Slow sales, record median for Southland homes

April 12, 2007

La Jolla,CA----Southern California’s housing market continued to send contradicting messages in March. Sales remained at a ten-year low while the median sales price increased to a new peak. The rise in median is in part due to a drop-off in sales of entry-level homes, a real estate information service reported.

A total of 21,856 new and resale homes sold in Los Angeles, Riverside, San Diego, Ventura, San Bernardino and Orange counties last month. That was up 23.6 percent from 17,680 for the month before, and down 32.4 percent from 32,320 for March last year, according to DataQuick Information Systems.

Last month’s sales were the lowest for any March since 1997 when 20,024 homes were sold. The slowest March in DataQuick’s statistics, which go back to 1988, was in 1993 when 16,214 homes were sold, while the strongest was in 2004 when 37,030 were sold. The March average is 26,033. Last month’s sales drop was steepest in San Bernardino and Riverside counties. “There are several things going on here. First, the drop-off in entry- level sales is part of a normal real estate cycle. That category surged at a later point in time, and is declining at a later point in time. We actually thought this would happen four or five months ago. Second, both lenders and buyers are being more cautious, the dicey mortgage financing has all but disappeared,” said Marshall Prentice, DataQuick president.
“Third, it’s becoming apparent that a lot of the 2004/2005 buying activity was drawing from the future, and that future is now. A lot of demand was pre-met, otherwise these low sales counts would have put more downward pressure on prices by now,” Prentice said.

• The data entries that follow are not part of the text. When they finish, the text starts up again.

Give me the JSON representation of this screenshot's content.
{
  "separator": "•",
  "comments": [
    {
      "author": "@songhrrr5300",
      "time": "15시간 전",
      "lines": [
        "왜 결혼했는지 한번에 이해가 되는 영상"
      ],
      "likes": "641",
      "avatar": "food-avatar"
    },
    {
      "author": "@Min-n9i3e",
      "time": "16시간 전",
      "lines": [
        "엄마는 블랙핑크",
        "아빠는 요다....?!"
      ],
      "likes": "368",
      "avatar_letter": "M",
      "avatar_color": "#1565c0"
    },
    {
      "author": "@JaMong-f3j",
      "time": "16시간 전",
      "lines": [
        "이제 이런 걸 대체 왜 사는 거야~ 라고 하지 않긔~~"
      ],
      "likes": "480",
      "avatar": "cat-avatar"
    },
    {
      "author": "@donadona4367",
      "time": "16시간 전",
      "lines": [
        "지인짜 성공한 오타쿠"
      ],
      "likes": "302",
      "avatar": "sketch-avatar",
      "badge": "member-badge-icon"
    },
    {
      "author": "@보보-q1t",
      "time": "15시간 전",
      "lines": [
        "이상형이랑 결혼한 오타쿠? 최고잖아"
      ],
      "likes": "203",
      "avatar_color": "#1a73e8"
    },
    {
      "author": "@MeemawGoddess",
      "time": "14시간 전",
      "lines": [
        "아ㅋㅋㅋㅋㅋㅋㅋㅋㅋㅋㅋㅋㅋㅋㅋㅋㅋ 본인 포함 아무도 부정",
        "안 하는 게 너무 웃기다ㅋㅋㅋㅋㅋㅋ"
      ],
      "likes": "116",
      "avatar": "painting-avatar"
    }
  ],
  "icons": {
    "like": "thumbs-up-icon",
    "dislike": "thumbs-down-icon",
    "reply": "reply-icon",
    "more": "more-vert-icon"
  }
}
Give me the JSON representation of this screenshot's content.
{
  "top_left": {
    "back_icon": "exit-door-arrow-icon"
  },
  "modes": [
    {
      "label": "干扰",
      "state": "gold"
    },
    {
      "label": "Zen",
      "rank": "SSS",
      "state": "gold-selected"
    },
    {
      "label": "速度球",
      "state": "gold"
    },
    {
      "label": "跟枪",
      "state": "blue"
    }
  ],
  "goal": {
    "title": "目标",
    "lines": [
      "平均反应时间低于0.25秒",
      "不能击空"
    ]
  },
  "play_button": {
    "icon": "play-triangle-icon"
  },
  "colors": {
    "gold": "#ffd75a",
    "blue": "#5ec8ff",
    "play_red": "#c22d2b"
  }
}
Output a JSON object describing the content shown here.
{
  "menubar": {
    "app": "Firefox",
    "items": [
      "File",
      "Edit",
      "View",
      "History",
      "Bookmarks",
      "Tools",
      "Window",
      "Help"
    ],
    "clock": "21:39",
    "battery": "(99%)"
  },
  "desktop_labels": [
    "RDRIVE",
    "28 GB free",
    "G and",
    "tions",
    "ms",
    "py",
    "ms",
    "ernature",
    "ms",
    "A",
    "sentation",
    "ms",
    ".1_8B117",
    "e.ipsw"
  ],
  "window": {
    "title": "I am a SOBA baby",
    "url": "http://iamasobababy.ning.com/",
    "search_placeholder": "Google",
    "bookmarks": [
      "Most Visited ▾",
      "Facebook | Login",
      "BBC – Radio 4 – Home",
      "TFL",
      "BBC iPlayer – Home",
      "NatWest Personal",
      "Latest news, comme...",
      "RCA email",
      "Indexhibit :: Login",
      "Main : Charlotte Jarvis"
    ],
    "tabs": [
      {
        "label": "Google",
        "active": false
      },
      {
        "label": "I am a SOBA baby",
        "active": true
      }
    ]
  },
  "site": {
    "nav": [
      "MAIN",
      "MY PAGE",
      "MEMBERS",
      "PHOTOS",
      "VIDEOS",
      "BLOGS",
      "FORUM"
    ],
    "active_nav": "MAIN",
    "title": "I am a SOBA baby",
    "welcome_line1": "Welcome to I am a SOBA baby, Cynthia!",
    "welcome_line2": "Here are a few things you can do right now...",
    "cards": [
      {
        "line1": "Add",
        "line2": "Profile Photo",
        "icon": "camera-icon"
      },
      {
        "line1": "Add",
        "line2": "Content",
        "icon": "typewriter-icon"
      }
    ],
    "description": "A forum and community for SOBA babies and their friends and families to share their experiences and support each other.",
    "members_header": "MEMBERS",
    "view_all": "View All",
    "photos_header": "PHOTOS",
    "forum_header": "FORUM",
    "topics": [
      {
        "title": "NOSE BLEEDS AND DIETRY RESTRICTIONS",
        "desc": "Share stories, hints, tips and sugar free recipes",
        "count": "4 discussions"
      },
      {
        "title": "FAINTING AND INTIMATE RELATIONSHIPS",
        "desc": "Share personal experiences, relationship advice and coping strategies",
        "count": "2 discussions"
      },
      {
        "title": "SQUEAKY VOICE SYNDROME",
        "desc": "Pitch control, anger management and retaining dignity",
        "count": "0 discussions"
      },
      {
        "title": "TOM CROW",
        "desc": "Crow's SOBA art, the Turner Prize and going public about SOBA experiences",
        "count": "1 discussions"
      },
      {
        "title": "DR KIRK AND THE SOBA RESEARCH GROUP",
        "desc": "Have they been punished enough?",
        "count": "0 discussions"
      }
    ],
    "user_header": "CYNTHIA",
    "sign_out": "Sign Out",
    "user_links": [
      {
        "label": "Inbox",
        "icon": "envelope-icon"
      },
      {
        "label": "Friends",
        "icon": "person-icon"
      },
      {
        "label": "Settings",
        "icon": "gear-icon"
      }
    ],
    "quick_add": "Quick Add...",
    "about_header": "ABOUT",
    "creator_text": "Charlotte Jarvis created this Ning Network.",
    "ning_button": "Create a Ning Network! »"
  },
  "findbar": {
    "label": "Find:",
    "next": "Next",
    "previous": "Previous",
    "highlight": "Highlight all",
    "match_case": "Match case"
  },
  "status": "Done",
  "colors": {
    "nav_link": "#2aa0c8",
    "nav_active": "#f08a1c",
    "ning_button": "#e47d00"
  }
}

The median price paid for a Southland home was $505,000 in March, a new record and the first time it was above $500,000. The $505,000 was up 2.0 percent from $495,000 in February, and up 4.6 percent from $483,000 for March last year. The uptick in median is also due to a stronger-than-anticipated market in Los Angeles County. The other Southland counties have flat or declining prices. Prices in San Diego County have been flat the past half year, about five percent below their peak when adjusted for seasonality and shifts in market mix.
DataQuick, a subsidiary of Vancouver-based MacDonald Dettwiler and Associates, monitors real estate activity nationwide and provides information to consumers, educational institutions, public agencies, lending institutions, title companies and industry analysts.
The typical monthly mortgage payment that Southland buyers committed themselves to paying was $2,326 last month, up from $2,303 the previous month and up from $2,297 a year ago. Adjusted for inflation, current payments are 8.9 percent above typical payments in the spring of 1989, the peak of the prior real estate cycle. They are 4.5 percent below the current cycle’s peak last June. Indicators of market distress are moving in different directions. Financing with adjustable-rate mortgages is declining significantly. Foreclosure activity is rising but is still within the normal range. Down payment sizes are stable and flipping rates and non-owner occupied buying activity is down, DataQuick reported.